2. Similar synthetic materials such as polystyrene, polyvinyl chloride, etc.
latex /la·tex/ (la´teks) a viscid, milky juice secreted by some seed plants.
n. pl. latices (lā′tĭ-sēz′, lăt′ĭ-)
1. The colorless or milky sap of certain plants, such as the poinsettia or milkweed, that coagulates on exposure to air.
2. A polymer emulsion consisting of such sap obtained from rubber trees, used to manufacture various thin elastic products such as balloons, disposable gloves, and medical and contraceptive devices. Some people are allergic to this substance. Also called natural rubber latex.
3. A similar material made from polymers derived from petroleum; synthetic latex.
4. Latex paint.
Etymology: L, liquid
an emulsion or fluidlike sap produced in special cells or vessels of certain plants. Latex contains resins, proteins, and other substances and is a source of rubber. It can cause allergic reactions in some individuals.
A rubbery material used in the construction of sex toys, condoms and fetish items, including clothing.
latex A lactescent gel of molecular homogeneity, obtained from plants and composed of microglobules of natural rubber; latex may be airborne, and is present in latex gloves, dental rubber dams, condoms, barium enema catheters, other medical devices, and tires/tyres Lab medicine Latex-like particles–eg, neoprene, polyvinylchloride, polystyrene, and synthetic 'rubbers'; latexes are inert vehicles that may be used to carry antibodies or antigens in latex agglutination immunoassays; or rubber latex-like plastic monomer used to manufacture minute plastic beads of polystyrene
1. An emulsion or suspension produced by some seed plants; contains suspended microscopic globules of natural rubber.
2. Similar synthetic materials such as polystyrene and polyvinyl chloride.
latex a milky plant juice.
A rubber material which gloves and condoms are made from.
1. Emulsion or suspension produced by some seed plants.
2. Similar synthetic materials (e.g., polystyrene, polyvinyl chloride).
n natural rubber.
n a hypersensitivity to natural rubber latex in which symptoms may range from minor skin irritations, hives, itchy eyes, and runny nose to asthma and life-threatening anaphylaxis.
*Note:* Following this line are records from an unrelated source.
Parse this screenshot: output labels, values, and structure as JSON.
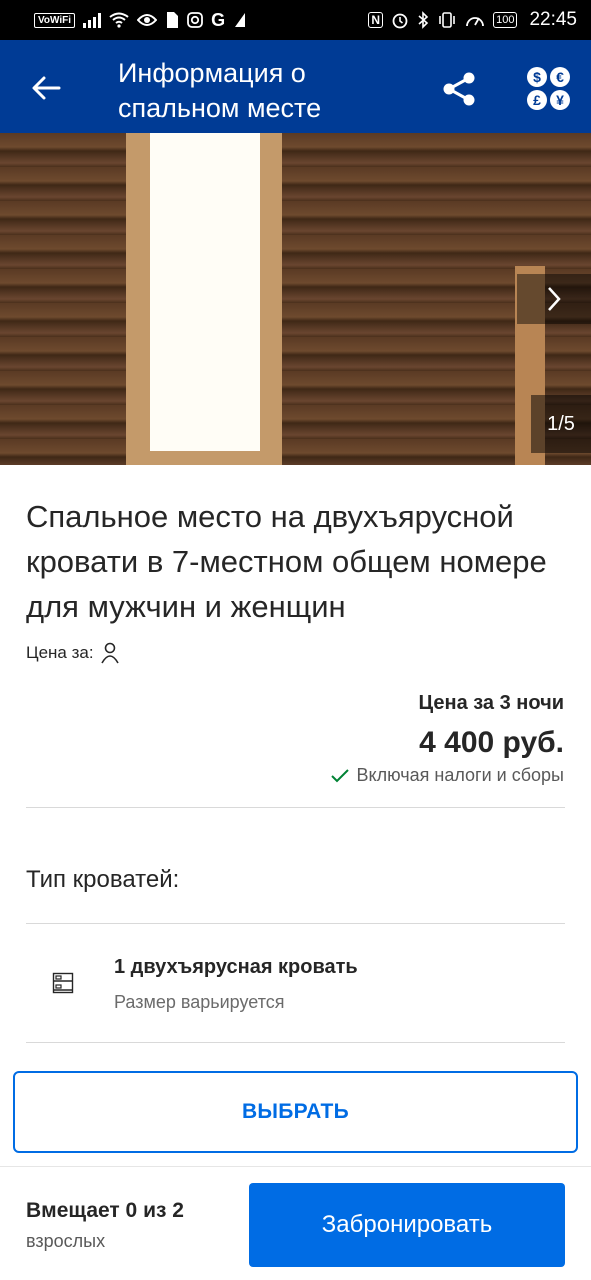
{
  "status_bar": {
    "vowifi": "VoWiFi",
    "battery": "100",
    "time": "22:45",
    "icons": [
      "signal-icon",
      "wifi-icon",
      "eye-icon",
      "sim-icon",
      "instagram-icon",
      "google-icon",
      "app-icon",
      "nfc-icon",
      "alarm-icon",
      "bluetooth-icon",
      "vibrate-icon",
      "speed-icon",
      "battery-icon"
    ]
  },
  "header": {
    "title": "Информация о спальном месте",
    "back_icon": "arrow-left-icon",
    "share_icon": "share-icon",
    "currency_icon": "currency-icon",
    "currency_symbols": [
      "$",
      "€",
      "£",
      "¥"
    ],
    "background": "#003b95"
  },
  "gallery": {
    "counter": "1/5",
    "next_icon": "chevron-right-icon"
  },
  "room": {
    "title": "Спальное место на двухъярусной кровати в 7-местном общем номере для мужчин и женщин",
    "price_for_label": "Цена за:",
    "person_icon": "person-icon"
  },
  "price": {
    "label": "Цена за 3 ночи",
    "value": "4 400 руб.",
    "taxes": "Включая налоги и сборы",
    "check_color": "#008234"
  },
  "beds": {
    "label": "Тип кроватей:",
    "items": [
      {
        "name": "1 двухъярусная кровать",
        "size": "Размер варьируется",
        "icon": "bunk-bed-icon"
      }
    ]
  },
  "actions": {
    "select_label": "ВЫБРАТЬ",
    "book_label": "Забронировать",
    "accent": "#006ce4"
  },
  "capacity": {
    "title": "Вмещает 0 из 2",
    "subtitle": "взрослых"
  }
}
Because many items used during dental procedures contain rubber latex, patients should be routinely screened for this allergy.
Patient discussion about latex
Q. I went out the other day with an ex, and things got “interesting” and then he refused to wear a condom saying he is allergic to the latex now! I mean, we’ve been together a few years before and he didn’t have any problem then. So how can he be allergic to latex all of a sudden?
(we didn’t have unprotected sex if any of you wondered)
A. I doubt an allergy to latex developes over the years out of the blue, but it is not impossible that someone suffers from somewhat an allergy at a lesser extent that does not bother him and then later developes a stronger reaction to the substance. More discussions about latex